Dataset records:

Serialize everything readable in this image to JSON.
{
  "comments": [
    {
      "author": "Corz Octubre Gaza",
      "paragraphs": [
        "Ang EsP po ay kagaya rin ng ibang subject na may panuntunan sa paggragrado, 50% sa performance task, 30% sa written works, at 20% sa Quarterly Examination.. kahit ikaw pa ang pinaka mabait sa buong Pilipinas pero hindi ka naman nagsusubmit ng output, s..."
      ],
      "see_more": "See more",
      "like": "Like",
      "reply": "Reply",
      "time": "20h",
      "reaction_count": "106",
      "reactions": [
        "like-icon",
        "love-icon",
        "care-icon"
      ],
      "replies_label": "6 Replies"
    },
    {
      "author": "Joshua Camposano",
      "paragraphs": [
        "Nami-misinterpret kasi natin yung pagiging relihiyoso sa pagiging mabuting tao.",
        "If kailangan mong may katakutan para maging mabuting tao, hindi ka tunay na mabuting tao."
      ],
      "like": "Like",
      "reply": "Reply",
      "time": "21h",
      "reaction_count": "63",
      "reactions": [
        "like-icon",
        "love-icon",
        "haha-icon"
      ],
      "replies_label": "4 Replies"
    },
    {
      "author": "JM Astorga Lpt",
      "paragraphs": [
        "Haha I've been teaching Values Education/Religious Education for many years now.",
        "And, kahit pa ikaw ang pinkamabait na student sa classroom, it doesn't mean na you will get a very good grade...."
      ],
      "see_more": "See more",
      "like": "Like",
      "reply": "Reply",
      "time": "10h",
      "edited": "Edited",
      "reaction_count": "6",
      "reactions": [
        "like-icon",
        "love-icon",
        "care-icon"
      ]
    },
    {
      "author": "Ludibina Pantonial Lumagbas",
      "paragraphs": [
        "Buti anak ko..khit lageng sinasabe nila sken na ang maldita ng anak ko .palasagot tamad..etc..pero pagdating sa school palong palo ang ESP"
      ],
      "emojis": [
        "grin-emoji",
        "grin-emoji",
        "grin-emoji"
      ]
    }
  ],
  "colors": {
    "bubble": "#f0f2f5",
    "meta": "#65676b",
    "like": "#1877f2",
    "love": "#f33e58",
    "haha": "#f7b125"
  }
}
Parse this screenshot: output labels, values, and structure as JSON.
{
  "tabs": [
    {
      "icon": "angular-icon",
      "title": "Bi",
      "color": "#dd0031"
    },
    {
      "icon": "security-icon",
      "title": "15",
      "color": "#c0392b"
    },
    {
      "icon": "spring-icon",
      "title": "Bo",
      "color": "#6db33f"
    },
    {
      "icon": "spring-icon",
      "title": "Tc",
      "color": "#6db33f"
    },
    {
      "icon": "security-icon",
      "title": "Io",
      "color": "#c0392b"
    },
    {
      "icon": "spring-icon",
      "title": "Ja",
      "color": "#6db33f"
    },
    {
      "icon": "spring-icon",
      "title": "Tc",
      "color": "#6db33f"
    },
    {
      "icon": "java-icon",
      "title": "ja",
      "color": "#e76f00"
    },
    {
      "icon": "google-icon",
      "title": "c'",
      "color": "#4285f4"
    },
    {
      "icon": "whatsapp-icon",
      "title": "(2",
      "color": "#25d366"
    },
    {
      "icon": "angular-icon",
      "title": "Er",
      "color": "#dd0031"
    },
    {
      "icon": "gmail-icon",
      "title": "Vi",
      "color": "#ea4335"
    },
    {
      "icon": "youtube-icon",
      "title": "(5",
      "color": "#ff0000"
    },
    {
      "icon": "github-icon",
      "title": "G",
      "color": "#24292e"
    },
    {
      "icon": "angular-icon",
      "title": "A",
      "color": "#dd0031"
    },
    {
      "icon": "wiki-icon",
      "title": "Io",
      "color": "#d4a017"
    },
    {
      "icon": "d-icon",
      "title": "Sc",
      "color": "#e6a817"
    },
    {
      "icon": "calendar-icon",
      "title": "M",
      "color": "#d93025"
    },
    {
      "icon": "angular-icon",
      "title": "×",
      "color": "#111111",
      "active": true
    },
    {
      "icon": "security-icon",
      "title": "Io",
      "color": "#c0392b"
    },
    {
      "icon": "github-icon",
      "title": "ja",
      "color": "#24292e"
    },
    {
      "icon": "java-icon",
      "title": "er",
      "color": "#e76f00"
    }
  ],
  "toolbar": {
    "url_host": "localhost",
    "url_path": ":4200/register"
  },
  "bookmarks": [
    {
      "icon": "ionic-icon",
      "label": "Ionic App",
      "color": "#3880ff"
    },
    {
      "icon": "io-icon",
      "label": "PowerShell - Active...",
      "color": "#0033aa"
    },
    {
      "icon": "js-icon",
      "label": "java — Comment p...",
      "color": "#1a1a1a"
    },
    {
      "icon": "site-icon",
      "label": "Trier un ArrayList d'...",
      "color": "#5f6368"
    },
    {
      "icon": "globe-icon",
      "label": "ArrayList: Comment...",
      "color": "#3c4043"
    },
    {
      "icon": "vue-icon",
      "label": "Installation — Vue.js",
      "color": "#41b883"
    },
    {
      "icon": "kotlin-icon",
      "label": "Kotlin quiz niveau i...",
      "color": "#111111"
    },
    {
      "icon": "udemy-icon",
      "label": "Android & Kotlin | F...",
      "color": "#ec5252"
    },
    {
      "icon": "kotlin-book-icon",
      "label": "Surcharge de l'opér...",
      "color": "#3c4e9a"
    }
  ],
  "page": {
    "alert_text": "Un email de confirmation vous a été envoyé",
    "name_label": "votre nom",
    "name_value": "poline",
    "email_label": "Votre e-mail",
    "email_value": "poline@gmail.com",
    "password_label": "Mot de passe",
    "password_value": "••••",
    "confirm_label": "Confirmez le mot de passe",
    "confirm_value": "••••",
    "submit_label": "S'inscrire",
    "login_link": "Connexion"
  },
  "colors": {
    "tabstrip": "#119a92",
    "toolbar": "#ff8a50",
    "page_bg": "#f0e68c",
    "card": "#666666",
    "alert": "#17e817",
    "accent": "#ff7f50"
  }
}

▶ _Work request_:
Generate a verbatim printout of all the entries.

▶ _Your solution_:
Serialize everything readable in this image to JSON.
{
  "comments": [
    {
      "author": "Corz Octubre Gaza",
      "paragraphs": [
        "Ang EsP po ay kagaya rin ng ibang subject na may panuntunan sa paggragrado, 50% sa performance task, 30% sa written works, at 20% sa Quarterly Examination.. kahit ikaw pa ang pinaka mabait sa buong Pilipinas pero hindi ka naman nagsusubmit ng output, s..."
      ],
      "see_more": "See more",
      "like": "Like",
      "reply": "Reply",
      "time": "20h",
      "reaction_count": "106",
      "reactions": [
        "like-icon",
        "love-icon",
        "care-icon"
      ],
      "replies_label": "6 Replies"
    },
    {
      "author": "Joshua Camposano",
      "paragraphs": [
        "Nami-misinterpret kasi natin yung pagiging relihiyoso sa pagiging mabuting tao.",
        "If kailangan mong may katakutan para maging mabuting tao, hindi ka tunay na mabuting tao."
      ],
      "like": "Like",
      "reply": "Reply",
      "time": "21h",
      "reaction_count": "63",
      "reactions": [
        "like-icon",
        "love-icon",
        "haha-icon"
      ],
      "replies_label": "4 Replies"
    },
    {
      "author": "JM Astorga Lpt",
      "paragraphs": [
        "Haha I've been teaching Values Education/Religious Education for many years now.",
        "And, kahit pa ikaw ang pinkamabait na student sa classroom, it doesn't mean na you will get a very good grade...."
      ],
      "see_more": "See more",
      "like": "Like",
      "reply": "Reply",
      "time": "10h",
      "edited": "Edited",
      "reaction_count": "6",
      "reactions": [
        "like-icon",
        "love-icon",
        "care-icon"
      ]
    },
    {
      "author": "Ludibina Pantonial Lumagbas",
      "paragraphs": [
        "Buti anak ko..khit lageng sinasabe nila sken na ang maldita ng anak ko .palasagot tamad..etc..pero pagdating sa school palong palo ang ESP"
      ],
      "emojis": [
        "grin-emoji",
        "grin-emoji",
        "grin-emoji"
      ]
    }
  ],
  "colors": {
    "bubble": "#f0f2f5",
    "meta": "#65676b",
    "like": "#1877f2",
    "love": "#f33e58",
    "haha": "#f7b125"
  }
}
Parse this screenshot: output labels, values, and structure as JSON.
{
  "tabs": [
    {
      "icon": "angular-icon",
      "title": "Bi",
      "color": "#dd0031"
    },
    {
      "icon": "security-icon",
      "title": "15",
      "color": "#c0392b"
    },
    {
      "icon": "spring-icon",
      "title": "Bo",
      "color": "#6db33f"
    },
    {
      "icon": "spring-icon",
      "title": "Tc",
      "color": "#6db33f"
    },
    {
      "icon": "security-icon",
      "title": "Io",
      "color": "#c0392b"
    },
    {
      "icon": "spring-icon",
      "title": "Ja",
      "color": "#6db33f"
    },
    {
      "icon": "spring-icon",
      "title": "Tc",
      "color": "#6db33f"
    },
    {
      "icon": "java-icon",
      "title": "ja",
      "color": "#e76f00"
    },
    {
      "icon": "google-icon",
      "title": "c'",
      "color": "#4285f4"
    },
    {
      "icon": "whatsapp-icon",
      "title": "(2",
      "color": "#25d366"
    },
    {
      "icon": "angular-icon",
      "title": "Er",
      "color": "#dd0031"
    },
    {
      "icon": "gmail-icon",
      "title": "Vi",
      "color": "#ea4335"
    },
    {
      "icon": "youtube-icon",
      "title": "(5",
      "color": "#ff0000"
    },
    {
      "icon": "github-icon",
      "title": "G",
      "color": "#24292e"
    },
    {
      "icon": "angular-icon",
      "title": "A",
      "color": "#dd0031"
    },
    {
      "icon": "wiki-icon",
      "title": "Io",
      "color": "#d4a017"
    },
    {
      "icon": "d-icon",
      "title": "Sc",
      "color": "#e6a817"
    },
    {
      "icon": "calendar-icon",
      "title": "M",
      "color": "#d93025"
    },
    {
      "icon": "angular-icon",
      "title": "×",
      "color": "#111111",
      "active": true
    },
    {
      "icon": "security-icon",
      "title": "Io",
      "color": "#c0392b"
    },
    {
      "icon": "github-icon",
      "title": "ja",
      "color": "#24292e"
    },
    {
      "icon": "java-icon",
      "title": "er",
      "color": "#e76f00"
    }
  ],
  "toolbar": {
    "url_host": "localhost",
    "url_path": ":4200/register"
  },
  "bookmarks": [
    {
      "icon": "ionic-icon",
      "label": "Ionic App",
      "color": "#3880ff"
    },
    {
      "icon": "io-icon",
      "label": "PowerShell - Active...",
      "color": "#0033aa"
    },
    {
      "icon": "js-icon",
      "label": "java — Comment p...",
      "color": "#1a1a1a"
    },
    {
      "icon": "site-icon",
      "label": "Trier un ArrayList d'...",
      "color": "#5f6368"
    },
    {
      "icon": "globe-icon",
      "label": "ArrayList: Comment...",
      "color": "#3c4043"
    },
    {
      "icon": "vue-icon",
      "label": "Installation — Vue.js",
      "color": "#41b883"
    },
    {
      "icon": "kotlin-icon",
      "label": "Kotlin quiz niveau i...",
      "color": "#111111"
    },
    {
      "icon": "udemy-icon",
      "label": "Android & Kotlin | F...",
      "color": "#ec5252"
    },
    {
      "icon": "kotlin-book-icon",
      "label": "Surcharge de l'opér...",
      "color": "#3c4e9a"
    }
  ],
  "page": {
    "alert_text": "Un email de confirmation vous a été envoyé",
    "name_label": "votre nom",
    "name_value": "poline",
    "email_label": "Votre e-mail",
    "email_value": "poline@gmail.com",
    "password_label": "Mot de passe",
    "password_value": "••••",
    "confirm_label": "Confirmez le mot de passe",
    "confirm_value": "••••",
    "submit_label": "S'inscrire",
    "login_link": "Connexion"
  },
  "colors": {
    "tabstrip": "#119a92",
    "toolbar": "#ff8a50",
    "page_bg": "#f0e68c",
    "card": "#666666",
    "alert": "#17e817",
    "accent": "#ff7f50"
  }
}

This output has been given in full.